Begin Free Online Ordination

A Baby Being BaptizedBaptism is practiced by many Christian sects all over the world. There are many different approaches: Some sprinkle water on an individual’s head while others call for full or partial immersion. Doctrinal reasons exist for all these methods, but baptism remains an important custom with deeper meanings for millions of people today.

The Jewish Mikveh and First-Century Baptism

Ritual purity was important to Jewish communities in ancient times. Many things could make you ritually impure: touching a dead body, physical contact with unclean animals, and childbirth, to name a few. You could not enter the temple in Jerusalem, and in some serious cases, you had to stay outside the community until you were clean again. The Torah directed an unclean person to wash in water to become purified. This gave rise to the mikveh, a ritual bath for immersing oneself.

Christian baptism traces its roots to several people. One is John the Baptist, a Jewish itinerate preacher during the first century C.E. who called people to repentance. The Bible’s New Testament depicts him baptizing Jesus, which the Gospels point to as the start of Jesus’s ministry. The Book of Acts shows disciples and later followers baptizing converts, usually people who’d observed pagan Greco-Roman traditions.

Around this time, Christian theologies began to develop around the practice. The Encyclopedia Britannica mentions Saint Paul’s description of baptism from his letter to the Romans, comparing it to sharing in Jesus’s death, burial, and resurrection. Baptizing in Jesus’s name was a common first-century Christian practice, but later customs called for invoking the Trinity during the ritual.

The Didache and Later Practices

Aleteia contributor Philip Kosloski discusses the Didache, a treatise on baptism written during the middle of the first century C.E. The writer instructed early Christians to baptize in living water whenever possible, invoking the Father, Son, and Holy Spirit. “Living water” usually meant a river or other natural bodies of water. If immersion wasn’t possible, pouring water three times on the person’s head was an acceptable alternative. Those being baptized were required to fast a couple of days before the rite.

Scholars infer that early Christian communities primarily baptized adults, but some began baptizing infants. It was widespread enough that Tertullian, a second-century theologian, commented on the practice. He wasn’t exactly a fan of infant baptism; in his mind, it presented more problems because infants don’t know Christ and can’t understand why they’re being baptized. However, he didn’t outright forbid it. Other early theologians appeared to be in favor of infant baptism. Catholic Answers quotes Irenaeus, Origen, John Chrysostom, and Augustine of Hippo in support of the custom.

Infant Baptism and Anabaptist Movements

Throughout the next several centuries, the Christian Church’s reach spanned throughout Europe and the Middle East. Then came the Schism of 1054, splitting it into two divisions: Roman Catholicism and Eastern Orthodox. Most Eastern Orthodox sects practiced infant baptism, as did the Roman church. Protestant denominations such as Lutherans, Methodists, Anglicans, and Presbyterians also continued to baptize infants.
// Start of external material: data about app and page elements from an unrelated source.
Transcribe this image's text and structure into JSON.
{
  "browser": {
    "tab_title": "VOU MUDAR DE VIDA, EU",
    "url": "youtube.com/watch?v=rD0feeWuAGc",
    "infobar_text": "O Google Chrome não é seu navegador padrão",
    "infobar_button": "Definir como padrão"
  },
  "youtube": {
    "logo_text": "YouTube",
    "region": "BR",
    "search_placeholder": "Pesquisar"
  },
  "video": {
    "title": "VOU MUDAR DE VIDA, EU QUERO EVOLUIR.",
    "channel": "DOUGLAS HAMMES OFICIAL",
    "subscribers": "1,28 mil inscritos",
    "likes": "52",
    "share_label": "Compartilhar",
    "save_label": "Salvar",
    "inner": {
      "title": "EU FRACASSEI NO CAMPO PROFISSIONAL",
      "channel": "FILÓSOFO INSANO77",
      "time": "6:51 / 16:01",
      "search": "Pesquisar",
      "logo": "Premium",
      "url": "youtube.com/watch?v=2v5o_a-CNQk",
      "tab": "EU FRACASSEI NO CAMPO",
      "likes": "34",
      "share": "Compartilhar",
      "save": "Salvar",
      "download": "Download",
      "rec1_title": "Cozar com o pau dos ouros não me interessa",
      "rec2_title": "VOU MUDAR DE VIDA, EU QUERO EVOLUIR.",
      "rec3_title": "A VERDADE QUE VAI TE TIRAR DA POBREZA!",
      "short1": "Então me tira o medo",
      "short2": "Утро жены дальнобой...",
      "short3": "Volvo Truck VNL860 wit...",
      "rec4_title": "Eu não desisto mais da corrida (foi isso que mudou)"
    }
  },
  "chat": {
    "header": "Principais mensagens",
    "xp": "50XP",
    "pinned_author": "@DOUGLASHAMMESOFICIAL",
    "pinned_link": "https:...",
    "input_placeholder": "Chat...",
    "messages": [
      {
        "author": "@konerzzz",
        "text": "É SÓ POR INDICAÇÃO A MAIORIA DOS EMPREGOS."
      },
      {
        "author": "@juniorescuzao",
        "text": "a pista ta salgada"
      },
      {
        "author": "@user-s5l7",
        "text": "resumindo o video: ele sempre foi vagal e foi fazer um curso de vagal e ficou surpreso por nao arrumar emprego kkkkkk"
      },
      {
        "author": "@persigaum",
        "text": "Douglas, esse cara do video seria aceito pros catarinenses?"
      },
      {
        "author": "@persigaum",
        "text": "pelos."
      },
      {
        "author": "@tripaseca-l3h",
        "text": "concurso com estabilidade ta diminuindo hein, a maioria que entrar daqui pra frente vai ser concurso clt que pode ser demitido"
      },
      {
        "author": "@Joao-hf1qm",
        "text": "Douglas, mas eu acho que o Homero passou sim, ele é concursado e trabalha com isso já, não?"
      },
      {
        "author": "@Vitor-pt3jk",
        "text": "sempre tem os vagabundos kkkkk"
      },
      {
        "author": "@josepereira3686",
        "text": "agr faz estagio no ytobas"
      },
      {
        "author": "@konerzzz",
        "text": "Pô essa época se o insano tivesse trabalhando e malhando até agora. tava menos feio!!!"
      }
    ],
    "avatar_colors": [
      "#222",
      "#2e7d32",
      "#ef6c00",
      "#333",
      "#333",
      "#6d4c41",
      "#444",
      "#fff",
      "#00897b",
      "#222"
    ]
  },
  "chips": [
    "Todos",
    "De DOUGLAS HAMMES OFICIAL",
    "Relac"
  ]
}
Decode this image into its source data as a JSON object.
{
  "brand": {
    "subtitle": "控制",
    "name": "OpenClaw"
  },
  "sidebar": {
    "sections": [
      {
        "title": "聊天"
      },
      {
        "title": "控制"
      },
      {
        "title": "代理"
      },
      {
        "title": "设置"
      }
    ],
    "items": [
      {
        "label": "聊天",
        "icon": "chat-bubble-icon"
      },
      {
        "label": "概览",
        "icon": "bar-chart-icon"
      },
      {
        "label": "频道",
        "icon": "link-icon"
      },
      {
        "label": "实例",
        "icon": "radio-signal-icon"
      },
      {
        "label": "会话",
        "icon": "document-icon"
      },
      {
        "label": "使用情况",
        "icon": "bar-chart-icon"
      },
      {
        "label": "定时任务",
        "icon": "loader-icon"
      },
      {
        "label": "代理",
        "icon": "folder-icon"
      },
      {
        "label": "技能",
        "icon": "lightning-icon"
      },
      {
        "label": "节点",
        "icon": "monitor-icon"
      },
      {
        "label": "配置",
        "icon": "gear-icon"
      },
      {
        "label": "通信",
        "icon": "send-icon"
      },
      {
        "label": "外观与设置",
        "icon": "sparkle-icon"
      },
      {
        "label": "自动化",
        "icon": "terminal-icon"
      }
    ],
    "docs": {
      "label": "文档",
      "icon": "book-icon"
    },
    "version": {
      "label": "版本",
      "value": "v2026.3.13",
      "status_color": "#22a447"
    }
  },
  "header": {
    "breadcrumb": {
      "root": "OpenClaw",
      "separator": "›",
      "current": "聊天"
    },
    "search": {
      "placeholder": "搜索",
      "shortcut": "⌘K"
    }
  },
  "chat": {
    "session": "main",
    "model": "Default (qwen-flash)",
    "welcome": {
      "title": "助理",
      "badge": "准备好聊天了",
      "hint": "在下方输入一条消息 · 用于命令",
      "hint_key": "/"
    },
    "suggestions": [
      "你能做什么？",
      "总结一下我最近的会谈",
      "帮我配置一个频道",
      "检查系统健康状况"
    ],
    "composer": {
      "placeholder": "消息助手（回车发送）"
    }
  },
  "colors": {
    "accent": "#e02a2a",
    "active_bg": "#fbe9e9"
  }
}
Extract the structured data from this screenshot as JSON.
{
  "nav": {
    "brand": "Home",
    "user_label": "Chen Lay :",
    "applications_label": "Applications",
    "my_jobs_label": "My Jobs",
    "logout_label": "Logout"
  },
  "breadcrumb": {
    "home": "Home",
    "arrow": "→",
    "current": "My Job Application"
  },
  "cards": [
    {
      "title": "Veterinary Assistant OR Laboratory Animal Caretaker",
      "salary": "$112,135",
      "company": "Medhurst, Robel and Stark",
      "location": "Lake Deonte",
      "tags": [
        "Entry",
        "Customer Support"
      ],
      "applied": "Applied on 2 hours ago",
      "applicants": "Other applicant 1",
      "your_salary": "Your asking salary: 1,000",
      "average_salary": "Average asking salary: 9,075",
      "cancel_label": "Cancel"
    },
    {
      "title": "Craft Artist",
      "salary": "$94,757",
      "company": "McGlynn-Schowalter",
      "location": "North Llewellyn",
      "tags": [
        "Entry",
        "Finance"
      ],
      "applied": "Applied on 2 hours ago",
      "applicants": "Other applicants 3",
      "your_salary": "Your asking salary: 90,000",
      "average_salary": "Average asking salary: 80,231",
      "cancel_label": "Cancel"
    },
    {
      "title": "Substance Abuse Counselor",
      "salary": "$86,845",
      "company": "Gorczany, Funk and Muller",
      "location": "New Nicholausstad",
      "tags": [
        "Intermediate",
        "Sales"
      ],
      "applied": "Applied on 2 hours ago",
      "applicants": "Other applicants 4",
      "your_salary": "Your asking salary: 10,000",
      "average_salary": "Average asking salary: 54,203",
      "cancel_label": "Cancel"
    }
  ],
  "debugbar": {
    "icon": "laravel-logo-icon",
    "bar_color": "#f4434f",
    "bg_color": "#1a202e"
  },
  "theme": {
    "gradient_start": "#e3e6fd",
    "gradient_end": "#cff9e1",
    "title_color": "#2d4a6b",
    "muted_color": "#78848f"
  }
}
The Radical Reformation of the 16th century rebelled against both Catholicism and mainstream Protestant ideals. One point of contention was baptizing infants. The Radical Reformers believed that one had to make a personal profession of faith. Descendants of the Radical Reformation include Anabaptist groups like the Amish and the Mennonites. Other Protestant sects that prefer baptizing at later ages include Baptists, Churches of Christ, and most evangelical and Pentecostal groups.

Rites of Purification and Passage

Humans create rituals for many reasons. Baptism stemmed from the ideal of purification, washing away the old and being reborn. Over the last 2,000 years, it’s also become a rite of passage and membership. While every sect has different doctrines and practices, baptism is an important shared custom throughout the Christian world.

Category: Baptism

Baptism religion history children

Add Your Comment

To post a comment you must log in first.
You may alternatively login with your credentials, below.